Prompt — From the records below, return every line containing the word "structured".

----

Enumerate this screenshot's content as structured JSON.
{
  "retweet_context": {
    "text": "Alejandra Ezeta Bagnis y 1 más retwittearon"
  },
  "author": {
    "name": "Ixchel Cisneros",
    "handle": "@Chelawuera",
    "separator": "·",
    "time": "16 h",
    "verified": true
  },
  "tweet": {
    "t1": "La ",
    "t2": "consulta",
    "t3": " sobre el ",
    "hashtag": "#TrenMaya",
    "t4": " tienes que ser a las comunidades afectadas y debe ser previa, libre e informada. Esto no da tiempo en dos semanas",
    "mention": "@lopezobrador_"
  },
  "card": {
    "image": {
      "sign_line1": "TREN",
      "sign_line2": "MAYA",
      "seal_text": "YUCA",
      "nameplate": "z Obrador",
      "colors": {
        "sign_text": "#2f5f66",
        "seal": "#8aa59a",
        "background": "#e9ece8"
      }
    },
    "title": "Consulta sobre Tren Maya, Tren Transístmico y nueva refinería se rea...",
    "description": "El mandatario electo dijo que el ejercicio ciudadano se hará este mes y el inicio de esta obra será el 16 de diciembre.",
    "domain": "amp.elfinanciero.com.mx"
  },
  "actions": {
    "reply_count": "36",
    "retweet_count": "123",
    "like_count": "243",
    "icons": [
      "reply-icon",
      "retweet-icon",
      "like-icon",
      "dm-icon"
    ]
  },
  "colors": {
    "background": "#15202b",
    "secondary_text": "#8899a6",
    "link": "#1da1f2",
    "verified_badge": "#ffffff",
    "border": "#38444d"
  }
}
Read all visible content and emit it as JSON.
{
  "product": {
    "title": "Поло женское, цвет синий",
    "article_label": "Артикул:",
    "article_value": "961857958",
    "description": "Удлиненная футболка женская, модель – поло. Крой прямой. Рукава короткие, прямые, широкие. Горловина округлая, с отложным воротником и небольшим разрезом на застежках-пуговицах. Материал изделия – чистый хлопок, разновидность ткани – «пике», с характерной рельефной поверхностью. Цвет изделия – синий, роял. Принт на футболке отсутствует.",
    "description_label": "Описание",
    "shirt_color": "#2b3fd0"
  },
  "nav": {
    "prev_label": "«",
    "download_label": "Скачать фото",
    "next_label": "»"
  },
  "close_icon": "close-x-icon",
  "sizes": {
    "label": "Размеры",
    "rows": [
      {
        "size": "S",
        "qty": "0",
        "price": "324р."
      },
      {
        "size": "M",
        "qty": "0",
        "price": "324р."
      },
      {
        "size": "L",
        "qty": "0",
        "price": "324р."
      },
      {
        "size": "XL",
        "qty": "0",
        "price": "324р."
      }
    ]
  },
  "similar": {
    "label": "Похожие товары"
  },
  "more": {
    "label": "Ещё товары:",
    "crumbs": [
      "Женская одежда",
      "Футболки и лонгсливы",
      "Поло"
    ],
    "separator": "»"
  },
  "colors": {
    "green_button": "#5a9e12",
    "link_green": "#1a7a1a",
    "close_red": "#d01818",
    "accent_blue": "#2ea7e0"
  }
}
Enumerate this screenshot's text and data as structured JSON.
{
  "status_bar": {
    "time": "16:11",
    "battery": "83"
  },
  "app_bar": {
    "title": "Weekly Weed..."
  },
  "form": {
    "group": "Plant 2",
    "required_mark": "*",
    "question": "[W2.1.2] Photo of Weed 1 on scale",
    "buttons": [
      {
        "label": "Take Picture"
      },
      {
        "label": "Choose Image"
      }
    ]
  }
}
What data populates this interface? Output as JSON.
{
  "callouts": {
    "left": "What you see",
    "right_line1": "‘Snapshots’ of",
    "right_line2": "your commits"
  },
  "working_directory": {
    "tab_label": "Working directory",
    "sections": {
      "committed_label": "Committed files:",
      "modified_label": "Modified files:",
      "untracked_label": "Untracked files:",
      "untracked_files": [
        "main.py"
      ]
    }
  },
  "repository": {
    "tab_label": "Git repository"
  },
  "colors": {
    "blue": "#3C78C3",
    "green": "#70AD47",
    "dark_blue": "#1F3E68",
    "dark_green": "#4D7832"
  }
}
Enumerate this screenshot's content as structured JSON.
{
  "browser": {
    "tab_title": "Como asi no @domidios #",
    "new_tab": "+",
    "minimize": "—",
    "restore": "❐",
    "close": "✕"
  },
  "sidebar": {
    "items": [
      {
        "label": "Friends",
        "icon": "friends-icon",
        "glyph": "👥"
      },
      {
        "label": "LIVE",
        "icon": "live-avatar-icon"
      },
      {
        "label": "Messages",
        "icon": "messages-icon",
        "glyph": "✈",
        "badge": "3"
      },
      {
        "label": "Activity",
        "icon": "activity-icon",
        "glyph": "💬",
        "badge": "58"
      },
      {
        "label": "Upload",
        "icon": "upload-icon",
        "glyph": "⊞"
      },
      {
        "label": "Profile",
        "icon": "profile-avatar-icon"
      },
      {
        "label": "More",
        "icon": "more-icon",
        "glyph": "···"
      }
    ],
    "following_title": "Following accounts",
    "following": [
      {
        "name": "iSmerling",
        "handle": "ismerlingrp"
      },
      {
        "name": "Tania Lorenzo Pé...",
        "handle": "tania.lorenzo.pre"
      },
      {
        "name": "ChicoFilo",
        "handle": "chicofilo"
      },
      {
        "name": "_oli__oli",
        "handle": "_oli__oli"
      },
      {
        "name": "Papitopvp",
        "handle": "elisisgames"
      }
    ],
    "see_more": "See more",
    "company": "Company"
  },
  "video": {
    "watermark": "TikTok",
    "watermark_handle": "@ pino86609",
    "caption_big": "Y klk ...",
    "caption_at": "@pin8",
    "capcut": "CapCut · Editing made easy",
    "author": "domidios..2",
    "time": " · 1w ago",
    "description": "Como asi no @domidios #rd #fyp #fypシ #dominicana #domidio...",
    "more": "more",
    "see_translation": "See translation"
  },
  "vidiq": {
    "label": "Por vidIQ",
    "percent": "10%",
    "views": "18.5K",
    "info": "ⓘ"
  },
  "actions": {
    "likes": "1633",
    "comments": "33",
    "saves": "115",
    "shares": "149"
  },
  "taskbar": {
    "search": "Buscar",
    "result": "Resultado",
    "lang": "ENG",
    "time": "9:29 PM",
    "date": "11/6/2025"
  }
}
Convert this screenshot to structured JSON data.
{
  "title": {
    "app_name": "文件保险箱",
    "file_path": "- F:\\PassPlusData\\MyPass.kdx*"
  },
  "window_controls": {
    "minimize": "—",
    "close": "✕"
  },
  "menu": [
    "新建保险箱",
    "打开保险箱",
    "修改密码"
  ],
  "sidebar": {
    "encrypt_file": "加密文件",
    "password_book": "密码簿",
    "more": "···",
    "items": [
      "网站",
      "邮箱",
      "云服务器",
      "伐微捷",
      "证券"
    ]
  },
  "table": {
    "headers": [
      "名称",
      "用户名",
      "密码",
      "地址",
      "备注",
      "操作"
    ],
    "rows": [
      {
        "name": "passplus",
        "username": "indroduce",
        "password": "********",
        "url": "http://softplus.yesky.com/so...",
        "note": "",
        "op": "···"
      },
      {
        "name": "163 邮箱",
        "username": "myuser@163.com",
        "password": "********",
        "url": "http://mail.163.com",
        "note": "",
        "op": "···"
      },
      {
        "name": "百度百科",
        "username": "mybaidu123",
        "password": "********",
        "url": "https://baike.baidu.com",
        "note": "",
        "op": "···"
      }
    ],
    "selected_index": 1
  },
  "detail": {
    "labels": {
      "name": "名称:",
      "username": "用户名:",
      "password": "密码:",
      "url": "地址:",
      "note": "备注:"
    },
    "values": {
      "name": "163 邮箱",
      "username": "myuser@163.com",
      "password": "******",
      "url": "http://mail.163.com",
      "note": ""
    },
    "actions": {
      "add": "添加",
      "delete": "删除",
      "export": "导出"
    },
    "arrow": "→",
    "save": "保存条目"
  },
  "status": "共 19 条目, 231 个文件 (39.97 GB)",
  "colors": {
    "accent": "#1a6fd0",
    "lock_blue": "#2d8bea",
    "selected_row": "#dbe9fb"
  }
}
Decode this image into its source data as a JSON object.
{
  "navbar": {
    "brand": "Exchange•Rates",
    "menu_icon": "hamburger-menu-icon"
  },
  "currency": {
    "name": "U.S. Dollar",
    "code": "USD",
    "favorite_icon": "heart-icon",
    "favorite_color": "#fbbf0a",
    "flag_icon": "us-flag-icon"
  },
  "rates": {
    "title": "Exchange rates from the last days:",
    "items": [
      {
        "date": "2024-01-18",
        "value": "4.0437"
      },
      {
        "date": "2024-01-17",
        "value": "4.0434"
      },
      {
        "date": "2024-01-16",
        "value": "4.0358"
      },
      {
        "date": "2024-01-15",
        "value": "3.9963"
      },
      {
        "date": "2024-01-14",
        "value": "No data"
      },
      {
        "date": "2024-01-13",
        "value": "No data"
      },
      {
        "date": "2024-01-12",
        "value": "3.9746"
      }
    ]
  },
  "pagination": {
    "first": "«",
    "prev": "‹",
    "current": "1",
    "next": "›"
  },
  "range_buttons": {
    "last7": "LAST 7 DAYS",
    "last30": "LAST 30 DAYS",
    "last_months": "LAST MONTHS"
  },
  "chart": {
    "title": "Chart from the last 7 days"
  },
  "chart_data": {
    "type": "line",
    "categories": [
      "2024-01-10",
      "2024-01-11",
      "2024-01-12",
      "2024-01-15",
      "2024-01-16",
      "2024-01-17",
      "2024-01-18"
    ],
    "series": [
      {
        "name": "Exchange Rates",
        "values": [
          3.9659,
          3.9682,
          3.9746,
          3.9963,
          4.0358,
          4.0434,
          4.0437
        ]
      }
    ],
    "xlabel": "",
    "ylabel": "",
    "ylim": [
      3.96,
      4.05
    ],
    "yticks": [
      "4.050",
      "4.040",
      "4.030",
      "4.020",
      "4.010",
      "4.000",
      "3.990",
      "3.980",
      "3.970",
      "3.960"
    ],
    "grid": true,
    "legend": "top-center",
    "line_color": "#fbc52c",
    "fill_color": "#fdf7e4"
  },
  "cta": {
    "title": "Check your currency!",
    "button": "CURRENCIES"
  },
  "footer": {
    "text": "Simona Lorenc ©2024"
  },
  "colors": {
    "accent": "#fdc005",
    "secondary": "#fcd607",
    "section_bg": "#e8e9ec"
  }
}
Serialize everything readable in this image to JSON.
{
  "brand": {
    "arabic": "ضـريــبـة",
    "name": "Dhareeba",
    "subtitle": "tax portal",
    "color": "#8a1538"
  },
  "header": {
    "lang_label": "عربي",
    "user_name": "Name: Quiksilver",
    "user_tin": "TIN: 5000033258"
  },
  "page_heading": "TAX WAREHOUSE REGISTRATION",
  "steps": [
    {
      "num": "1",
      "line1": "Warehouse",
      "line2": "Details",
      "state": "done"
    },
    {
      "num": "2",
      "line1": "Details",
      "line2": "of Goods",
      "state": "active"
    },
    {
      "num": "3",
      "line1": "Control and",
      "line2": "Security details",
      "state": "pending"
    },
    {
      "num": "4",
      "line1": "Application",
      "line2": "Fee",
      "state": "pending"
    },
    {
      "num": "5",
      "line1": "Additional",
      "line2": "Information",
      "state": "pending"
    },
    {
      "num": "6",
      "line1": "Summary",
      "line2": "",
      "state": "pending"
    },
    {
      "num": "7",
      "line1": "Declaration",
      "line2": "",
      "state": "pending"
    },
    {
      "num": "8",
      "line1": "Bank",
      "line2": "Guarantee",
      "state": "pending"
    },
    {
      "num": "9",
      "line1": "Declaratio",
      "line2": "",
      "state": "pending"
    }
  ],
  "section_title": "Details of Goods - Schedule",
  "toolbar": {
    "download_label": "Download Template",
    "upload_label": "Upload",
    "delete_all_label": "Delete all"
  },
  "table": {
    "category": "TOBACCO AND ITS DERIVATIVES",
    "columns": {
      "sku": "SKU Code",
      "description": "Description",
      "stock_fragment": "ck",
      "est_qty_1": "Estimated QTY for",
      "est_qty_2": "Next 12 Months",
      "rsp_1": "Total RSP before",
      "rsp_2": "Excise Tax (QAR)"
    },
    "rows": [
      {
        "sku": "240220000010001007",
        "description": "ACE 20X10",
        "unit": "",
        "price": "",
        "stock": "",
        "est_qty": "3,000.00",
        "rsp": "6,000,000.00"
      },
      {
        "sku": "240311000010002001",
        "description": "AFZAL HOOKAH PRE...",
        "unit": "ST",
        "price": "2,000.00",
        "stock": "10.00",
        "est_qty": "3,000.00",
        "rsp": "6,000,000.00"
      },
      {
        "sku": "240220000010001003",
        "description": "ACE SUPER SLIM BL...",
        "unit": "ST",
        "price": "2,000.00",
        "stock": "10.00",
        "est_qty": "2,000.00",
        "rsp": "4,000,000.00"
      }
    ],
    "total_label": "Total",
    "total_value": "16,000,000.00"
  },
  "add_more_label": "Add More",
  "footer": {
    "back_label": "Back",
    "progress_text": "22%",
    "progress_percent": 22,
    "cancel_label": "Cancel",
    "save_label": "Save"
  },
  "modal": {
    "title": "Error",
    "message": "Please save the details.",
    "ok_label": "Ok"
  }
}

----

Answer section —
Enumerate this screenshot's content as structured JSON.
Enumerate this screenshot's text and data as structured JSON.
Enumerate this screenshot's content as structured JSON.
Convert this screenshot to structured JSON data.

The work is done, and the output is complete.